- [Task goal] Look through the records below, and copy out every line that holds the string "legend".

----------

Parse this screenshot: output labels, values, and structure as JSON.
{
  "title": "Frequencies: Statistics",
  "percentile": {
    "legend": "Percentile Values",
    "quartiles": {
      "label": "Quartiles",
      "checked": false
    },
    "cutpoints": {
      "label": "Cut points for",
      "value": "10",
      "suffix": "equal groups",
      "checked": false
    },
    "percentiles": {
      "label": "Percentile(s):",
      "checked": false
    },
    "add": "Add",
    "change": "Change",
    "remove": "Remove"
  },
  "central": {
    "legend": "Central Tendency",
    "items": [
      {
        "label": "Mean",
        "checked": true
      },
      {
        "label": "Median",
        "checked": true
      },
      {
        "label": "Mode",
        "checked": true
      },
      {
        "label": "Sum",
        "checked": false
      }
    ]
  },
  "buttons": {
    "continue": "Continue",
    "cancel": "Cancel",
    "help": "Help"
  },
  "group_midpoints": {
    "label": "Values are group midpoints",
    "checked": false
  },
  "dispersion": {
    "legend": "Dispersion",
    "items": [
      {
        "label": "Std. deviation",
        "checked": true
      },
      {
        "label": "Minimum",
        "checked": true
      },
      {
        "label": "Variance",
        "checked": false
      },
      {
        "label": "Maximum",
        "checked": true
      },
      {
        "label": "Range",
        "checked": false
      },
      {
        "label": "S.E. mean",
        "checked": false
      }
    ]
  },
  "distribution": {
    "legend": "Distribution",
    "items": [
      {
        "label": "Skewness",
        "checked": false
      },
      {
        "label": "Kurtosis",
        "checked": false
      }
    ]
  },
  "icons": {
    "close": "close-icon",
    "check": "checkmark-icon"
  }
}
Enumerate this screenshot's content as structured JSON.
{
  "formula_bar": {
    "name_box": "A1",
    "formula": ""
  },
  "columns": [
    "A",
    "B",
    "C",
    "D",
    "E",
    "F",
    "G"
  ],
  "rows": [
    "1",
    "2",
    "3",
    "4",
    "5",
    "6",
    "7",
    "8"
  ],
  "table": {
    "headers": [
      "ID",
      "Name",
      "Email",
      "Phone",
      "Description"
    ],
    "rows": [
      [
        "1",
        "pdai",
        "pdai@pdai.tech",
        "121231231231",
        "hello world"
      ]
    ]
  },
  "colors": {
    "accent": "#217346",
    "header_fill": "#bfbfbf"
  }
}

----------

- [Task result]
    "legend": "Percentile Values",
    "legend": "Central Tendency",
    "legend": "Dispersion",
    "legend": "Distribution",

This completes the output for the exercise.